Sunday May 19, 2024

City, Malir court judicial lock-ups lack potable water, toilets for UTPs

By Yousuf Katpar
March 13, 2024
This representational  image shows urinal in toilet. — Unsplash/File
This representational image shows urinal in toilet. — Unsplash/File  

Under-trial prisoners (UTPs) brought to the judicial lock-ups in the City Courts and Malir courts for hearings suffer from lack of access to basic facilities, including potable water and adequate toilets.

Justice (retd) Arshad Noor Khan, Member Judicial-I of the Sindh Human Rights Commission, recently visited both the judicial lock-ups, where he interacted with inmates. In his report, he highlighted that the purpose of his visits was to evaluate the conditions of the lock-ups with a specific focus on the well-being of inmates and the challenges faced by the administration for their proper functioning, particularly security arrangements and welfare of detainees.

At the Malir court lock-up facility, inmates complained of difficulties in obtaining clean drinking water, according to the report. “The lack of access to clean drinking water has been pointed out as a pressing issue within the judicial lock-up,” it said.
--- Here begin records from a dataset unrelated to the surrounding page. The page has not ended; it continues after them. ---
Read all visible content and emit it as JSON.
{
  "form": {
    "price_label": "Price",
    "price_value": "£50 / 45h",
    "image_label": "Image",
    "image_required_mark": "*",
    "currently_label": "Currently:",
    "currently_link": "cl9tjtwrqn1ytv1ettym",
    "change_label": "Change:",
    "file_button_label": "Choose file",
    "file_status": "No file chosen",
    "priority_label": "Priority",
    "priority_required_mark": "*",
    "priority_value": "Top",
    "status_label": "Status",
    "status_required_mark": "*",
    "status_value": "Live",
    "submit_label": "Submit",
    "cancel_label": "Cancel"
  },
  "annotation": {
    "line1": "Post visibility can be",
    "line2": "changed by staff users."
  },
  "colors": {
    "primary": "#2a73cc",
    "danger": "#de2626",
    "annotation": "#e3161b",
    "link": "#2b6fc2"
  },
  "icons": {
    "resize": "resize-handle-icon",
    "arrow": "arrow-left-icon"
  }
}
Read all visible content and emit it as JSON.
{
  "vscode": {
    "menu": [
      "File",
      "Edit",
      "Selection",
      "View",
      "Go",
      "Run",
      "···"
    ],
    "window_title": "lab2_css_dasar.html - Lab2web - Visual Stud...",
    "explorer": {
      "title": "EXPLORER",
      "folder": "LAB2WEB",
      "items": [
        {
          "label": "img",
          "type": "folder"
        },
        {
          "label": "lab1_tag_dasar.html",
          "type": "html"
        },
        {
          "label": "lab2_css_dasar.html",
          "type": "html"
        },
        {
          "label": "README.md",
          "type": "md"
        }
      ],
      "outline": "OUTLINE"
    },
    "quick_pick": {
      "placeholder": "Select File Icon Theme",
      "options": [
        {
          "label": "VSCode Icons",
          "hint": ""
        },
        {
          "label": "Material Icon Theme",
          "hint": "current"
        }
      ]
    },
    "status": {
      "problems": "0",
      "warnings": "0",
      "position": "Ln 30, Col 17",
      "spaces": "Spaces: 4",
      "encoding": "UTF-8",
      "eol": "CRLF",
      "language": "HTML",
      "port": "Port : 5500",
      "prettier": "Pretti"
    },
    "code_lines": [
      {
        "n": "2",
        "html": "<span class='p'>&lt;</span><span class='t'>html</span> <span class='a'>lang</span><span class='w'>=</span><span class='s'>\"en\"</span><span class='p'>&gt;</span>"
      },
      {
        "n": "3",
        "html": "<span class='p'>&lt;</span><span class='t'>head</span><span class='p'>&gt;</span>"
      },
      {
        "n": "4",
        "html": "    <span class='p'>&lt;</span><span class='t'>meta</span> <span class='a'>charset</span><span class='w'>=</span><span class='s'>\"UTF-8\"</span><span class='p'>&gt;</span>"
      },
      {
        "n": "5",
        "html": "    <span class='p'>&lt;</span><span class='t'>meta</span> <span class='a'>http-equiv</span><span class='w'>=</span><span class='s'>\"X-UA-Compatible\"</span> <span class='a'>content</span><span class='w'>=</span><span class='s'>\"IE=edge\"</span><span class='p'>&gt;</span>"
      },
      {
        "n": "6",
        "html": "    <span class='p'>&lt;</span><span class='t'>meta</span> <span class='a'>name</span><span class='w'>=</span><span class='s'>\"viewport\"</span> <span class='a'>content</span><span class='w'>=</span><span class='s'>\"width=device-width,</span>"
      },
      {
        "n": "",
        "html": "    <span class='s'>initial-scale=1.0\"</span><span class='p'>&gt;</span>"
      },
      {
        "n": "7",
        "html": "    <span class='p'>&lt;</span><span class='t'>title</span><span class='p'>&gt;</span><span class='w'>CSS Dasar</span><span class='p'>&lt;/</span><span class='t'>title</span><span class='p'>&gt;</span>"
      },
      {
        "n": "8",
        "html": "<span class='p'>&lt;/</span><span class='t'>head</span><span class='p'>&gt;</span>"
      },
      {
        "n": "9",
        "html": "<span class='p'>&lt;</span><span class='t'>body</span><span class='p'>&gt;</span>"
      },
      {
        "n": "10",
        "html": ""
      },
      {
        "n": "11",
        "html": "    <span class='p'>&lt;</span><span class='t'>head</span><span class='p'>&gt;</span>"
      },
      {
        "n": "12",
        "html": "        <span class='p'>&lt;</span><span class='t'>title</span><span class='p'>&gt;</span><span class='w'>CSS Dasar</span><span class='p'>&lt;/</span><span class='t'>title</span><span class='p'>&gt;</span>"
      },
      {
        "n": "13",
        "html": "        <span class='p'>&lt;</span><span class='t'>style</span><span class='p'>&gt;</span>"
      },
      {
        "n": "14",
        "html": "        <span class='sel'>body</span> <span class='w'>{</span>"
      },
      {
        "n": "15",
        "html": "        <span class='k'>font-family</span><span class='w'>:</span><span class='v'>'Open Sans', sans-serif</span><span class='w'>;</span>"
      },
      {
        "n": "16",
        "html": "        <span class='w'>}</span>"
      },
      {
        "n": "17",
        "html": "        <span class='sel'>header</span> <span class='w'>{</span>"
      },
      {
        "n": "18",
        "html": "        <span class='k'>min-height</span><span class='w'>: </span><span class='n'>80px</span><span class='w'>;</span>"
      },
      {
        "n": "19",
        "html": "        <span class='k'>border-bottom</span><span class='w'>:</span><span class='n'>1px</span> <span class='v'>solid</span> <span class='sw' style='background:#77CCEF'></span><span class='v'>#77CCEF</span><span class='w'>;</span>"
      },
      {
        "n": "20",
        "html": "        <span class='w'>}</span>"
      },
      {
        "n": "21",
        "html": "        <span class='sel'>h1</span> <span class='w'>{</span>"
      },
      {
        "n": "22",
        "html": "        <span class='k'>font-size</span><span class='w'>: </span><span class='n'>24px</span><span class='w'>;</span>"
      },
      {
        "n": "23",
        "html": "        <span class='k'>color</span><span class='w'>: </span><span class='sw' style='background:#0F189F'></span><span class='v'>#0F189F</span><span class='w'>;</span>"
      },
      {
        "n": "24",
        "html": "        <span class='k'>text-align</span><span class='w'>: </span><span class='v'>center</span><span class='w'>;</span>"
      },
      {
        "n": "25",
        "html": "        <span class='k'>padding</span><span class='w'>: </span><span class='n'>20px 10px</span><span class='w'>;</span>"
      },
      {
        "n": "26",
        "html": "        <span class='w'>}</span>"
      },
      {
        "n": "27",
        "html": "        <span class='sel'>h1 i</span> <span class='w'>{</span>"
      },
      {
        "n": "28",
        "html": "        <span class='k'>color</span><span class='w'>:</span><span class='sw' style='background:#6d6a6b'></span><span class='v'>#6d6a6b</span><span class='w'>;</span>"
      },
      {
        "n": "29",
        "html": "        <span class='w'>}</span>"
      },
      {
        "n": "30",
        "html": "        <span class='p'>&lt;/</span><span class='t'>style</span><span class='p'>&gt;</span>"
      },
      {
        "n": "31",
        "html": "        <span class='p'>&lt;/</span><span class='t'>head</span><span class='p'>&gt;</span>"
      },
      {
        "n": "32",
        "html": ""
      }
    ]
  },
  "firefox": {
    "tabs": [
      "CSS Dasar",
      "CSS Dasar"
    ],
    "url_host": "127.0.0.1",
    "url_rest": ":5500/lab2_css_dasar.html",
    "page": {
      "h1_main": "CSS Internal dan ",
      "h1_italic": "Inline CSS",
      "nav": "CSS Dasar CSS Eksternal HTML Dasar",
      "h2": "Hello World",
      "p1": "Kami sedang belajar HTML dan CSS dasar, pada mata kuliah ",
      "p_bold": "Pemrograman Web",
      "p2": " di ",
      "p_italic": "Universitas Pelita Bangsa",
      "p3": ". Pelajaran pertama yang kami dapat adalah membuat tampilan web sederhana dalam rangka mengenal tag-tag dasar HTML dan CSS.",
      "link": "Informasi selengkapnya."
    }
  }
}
The report highlighted that there were inadequate arrangements, such ventilation, to prevent heat stroke incidents during summer months, raising concerns about safety and comfort of inmates amidst rising temperatures as per laws and procedures.

During his visit to the lock-up located on the City Courts premises, Justice Arshad said inmates expressed dissatisfaction with prolonged waiting times, particularly during various processes such medical check-ups and legal consultations/access to legal counsels. “Complainants regarding the quality and quantity of food provided were prevalent among inmates. Many voiced concerns about receiving insufficient nutrition, the repetitive nature of the meals served, and inadequate food supply,” he noted.

The report highlighted inadequate toilet facilities at the city court lock-up, stating that UTPs were concerned about lack of cleanliness, maintenance, and accessibility to toilets at the facility.

“Inmates reported instances of unhygienic conditions, including dirty living areas, inadequate waste management, and lack of regular cleaning routines,” it said.

Talking to The News, SHRC Chairperson Iqbal Ahmed Detho said: “We have powers to inspect government facilities, including detention ones, after which we compile a report and send it to the competent authority to take measures to remedy the situation.”

“Section 4 of the Sindh Protection of Human Rights Act, 2011, empowers the SHRC to visit any jail, hospital or institution under the administrative control of the provincial government,” he explained.

Detho said that previously the commission focused only on jails but it now undertook visits to detention facilities at the judicial complexes as well for inspection and to review and safeguard human rights.